Meanwhile, over the last six months, I’ve seen a good friend lose nearly 100 pounds on that controversial low-carb diet everybody seems to be talking about. At the same time, two of my siblings have, for about two years now, been adhering to the principles of another, less “severe” but equally controversial diet. Their results have been less dramatic than my friend’s, in good part because they didn’t need to lose as much as my friend. However, my friend and my siblings have one thing in common: They have gained control over their weight through an understanding that carbs, while necessary to one’s health, are too present in the typical Western diet.
True to my French Canadian heritage, I do love sweets. But that’s not my biggest downfall. Me, when it comes to food, it’s starch I’m addicted to. Lots and lots of starch. I’ve come to realize that I don’t feel full unless my meals are laced with starches. And true to my family’s genetic makeup, all that starch my body doesn’t use lands in one place: Above the belt. I was speaking recently to Cleopatrick, the Queen of Denial, who now lives in Montreal, who reminded me that, a decade ago, I had a habit of sucking in my gut, which was not only possible back then but also gave the appearance of a flat (though not rippling) tummy. Now I can’t do that without holding my breath.
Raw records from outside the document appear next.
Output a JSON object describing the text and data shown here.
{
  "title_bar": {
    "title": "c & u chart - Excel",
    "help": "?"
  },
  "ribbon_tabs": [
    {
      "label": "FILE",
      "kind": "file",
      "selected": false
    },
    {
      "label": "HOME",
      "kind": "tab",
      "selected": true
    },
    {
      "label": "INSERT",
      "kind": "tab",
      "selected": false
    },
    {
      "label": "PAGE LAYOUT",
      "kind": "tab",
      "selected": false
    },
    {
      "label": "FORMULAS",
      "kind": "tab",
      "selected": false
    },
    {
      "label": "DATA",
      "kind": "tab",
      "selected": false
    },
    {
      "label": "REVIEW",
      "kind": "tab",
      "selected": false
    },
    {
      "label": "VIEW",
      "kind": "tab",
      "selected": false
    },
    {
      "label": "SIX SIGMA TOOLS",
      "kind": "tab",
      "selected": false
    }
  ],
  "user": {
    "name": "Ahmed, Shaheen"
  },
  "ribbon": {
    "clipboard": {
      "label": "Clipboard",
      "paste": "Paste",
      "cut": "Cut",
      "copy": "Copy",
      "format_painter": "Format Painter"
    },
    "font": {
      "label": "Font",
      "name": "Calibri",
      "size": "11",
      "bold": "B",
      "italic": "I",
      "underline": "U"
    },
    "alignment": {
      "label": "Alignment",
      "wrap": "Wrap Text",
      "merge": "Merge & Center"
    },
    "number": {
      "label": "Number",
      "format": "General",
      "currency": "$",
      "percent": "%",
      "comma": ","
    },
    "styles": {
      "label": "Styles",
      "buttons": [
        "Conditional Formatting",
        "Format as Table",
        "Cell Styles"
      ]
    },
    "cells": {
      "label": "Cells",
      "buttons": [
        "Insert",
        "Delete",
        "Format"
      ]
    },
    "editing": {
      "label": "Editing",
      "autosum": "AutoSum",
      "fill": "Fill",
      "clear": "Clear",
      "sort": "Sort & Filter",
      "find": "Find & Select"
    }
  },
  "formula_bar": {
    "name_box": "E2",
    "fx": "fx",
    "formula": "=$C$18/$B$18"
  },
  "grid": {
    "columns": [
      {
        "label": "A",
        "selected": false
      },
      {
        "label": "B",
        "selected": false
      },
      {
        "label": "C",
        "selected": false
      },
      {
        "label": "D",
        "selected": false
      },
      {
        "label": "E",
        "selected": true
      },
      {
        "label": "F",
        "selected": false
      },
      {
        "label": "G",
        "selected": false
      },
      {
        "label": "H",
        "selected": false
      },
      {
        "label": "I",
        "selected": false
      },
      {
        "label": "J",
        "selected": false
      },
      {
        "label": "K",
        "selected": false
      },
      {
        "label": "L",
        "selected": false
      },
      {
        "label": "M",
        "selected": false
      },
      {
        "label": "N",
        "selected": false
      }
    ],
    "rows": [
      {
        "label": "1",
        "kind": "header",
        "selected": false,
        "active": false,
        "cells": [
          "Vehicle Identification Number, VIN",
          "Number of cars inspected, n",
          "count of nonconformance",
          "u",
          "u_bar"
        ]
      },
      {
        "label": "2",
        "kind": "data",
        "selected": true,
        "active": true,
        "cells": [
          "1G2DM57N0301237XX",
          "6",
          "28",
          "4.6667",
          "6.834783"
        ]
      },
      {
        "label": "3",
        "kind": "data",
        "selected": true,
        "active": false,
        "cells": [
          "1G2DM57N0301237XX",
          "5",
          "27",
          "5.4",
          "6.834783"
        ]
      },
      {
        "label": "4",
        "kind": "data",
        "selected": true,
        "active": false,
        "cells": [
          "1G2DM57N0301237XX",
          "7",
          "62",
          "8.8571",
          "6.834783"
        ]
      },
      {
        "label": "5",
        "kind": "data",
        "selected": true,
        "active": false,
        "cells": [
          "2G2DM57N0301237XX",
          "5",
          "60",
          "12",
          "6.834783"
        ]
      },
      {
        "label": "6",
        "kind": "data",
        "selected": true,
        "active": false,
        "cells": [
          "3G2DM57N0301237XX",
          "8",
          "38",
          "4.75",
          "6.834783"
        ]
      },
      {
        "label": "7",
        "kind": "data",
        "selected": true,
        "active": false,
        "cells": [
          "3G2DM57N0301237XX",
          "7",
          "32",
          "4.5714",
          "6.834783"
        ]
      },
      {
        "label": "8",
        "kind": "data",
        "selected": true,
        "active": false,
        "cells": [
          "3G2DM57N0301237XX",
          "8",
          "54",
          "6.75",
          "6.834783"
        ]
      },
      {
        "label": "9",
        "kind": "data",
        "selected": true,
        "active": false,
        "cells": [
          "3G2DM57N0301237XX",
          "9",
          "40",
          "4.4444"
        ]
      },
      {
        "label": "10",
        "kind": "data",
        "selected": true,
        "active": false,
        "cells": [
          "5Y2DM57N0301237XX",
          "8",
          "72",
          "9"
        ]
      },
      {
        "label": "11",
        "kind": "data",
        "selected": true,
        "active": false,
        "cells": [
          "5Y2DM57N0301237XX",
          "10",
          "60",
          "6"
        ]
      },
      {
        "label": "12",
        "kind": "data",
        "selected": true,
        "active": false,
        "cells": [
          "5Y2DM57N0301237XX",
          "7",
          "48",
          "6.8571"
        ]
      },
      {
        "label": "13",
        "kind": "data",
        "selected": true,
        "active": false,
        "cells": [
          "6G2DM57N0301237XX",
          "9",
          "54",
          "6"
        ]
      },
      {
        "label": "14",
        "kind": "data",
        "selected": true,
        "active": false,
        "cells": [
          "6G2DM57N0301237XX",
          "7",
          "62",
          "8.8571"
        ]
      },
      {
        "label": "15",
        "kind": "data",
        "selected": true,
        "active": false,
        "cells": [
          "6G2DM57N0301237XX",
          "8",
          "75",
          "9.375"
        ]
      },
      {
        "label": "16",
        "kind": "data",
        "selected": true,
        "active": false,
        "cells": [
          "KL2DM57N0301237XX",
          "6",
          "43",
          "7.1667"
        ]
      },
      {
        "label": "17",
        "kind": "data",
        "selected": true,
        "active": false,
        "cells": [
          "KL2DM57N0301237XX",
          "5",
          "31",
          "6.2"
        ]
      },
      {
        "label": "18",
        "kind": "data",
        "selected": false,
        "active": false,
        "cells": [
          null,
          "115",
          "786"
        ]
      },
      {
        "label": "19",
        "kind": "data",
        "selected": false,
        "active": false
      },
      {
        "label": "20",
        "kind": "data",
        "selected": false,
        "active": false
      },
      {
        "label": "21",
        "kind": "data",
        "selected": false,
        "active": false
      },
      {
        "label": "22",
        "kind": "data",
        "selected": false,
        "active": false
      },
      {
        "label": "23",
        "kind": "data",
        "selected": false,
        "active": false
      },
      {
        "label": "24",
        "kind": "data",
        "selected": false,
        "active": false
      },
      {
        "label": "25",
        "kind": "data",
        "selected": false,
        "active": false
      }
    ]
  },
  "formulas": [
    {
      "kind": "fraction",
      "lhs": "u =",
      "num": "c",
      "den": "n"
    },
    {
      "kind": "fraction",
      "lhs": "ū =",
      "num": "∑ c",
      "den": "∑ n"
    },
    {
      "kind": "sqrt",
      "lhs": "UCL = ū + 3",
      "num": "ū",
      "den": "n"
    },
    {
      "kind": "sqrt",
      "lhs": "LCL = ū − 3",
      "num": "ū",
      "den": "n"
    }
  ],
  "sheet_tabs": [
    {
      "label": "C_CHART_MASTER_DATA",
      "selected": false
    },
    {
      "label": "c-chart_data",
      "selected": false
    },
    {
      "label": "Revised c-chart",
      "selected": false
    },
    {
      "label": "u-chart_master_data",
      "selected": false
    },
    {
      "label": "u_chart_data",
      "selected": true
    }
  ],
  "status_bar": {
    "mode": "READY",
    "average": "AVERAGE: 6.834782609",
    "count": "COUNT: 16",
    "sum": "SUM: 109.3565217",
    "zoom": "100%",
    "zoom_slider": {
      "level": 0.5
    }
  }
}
Noting that the pouch I’m hauling along has grown to the point of causing me physical discomfort, and noticing that I can’t stand walking from my bedroom to my bathroom naked in the morning because of what I’ll see in the mirror, I’ve decided that I have to gain back control of my body. With the support and inspiration of my friend who lost 100 lbs, I have begun reducing my carb intake and going on walks around the entire neighbourhood. My abstract, short-term goal is not to be embarrassed to go to the beach this summer; my concrete, long-term goal is to lose 20 to 25 lbs and keep it off. Given that it isn’t an enormous amount, I plan not to do anything as radical as Atkins’ “induction.” Rather, I will be rethinking what, when, and how much I eat.
Finding what should be my optimum weight has been difficult to figure out. I’ve consulted several charts, and the weight some suggest given my height and frame seems wrong. Indeed, in late 1996-early 1997, I got blue, forgot to eat, lost 18 lbs and ended up weighing 158. And at that point, everyone worried about me and commented that I looked scrawny. Yet that weight is what most charts I’ve consulted recently claim to be my high end. So my thought for now is to return to what I was roughly five years ago — about 175 — and I’ll see how I feel, both physically and about myself.
Finally, one thing that has been bothering the shit out of me lately is how people put down low-carb diets, especially Atkins. For one thing, it does NOT promote “all the bacon you can eat.” But what gets me really cranky is how critics dismiss it because of how we don’t know what are the long-term effects of a carb-regulated diet. Yet, I would argue that the reason why we don’t know is because those same critics have been extremely effective at shooting down the merits of such diets, thus scaring many people into abandon them.
More instructive have been those who, while expressing serious doubts, have dared to mention how the Canadian (and American) Food Guide has been influenced by government-subsidized or regulated industries. Noting that our work and leisure habits have changed considerably since the Guide was first developed, they point out that it may be in need of a realignment. In other words, some people, thankfully, are willing to revisit the premises on which they base their conclusions. Likewise, even though I do not consider myself to be a diehard Atkins aficionado, I’m willing to reconsider my own assumptions and tailor for myself a balanced, lifelong diet that’s in keeping with someone who’s essentially an office worker of the 21st century.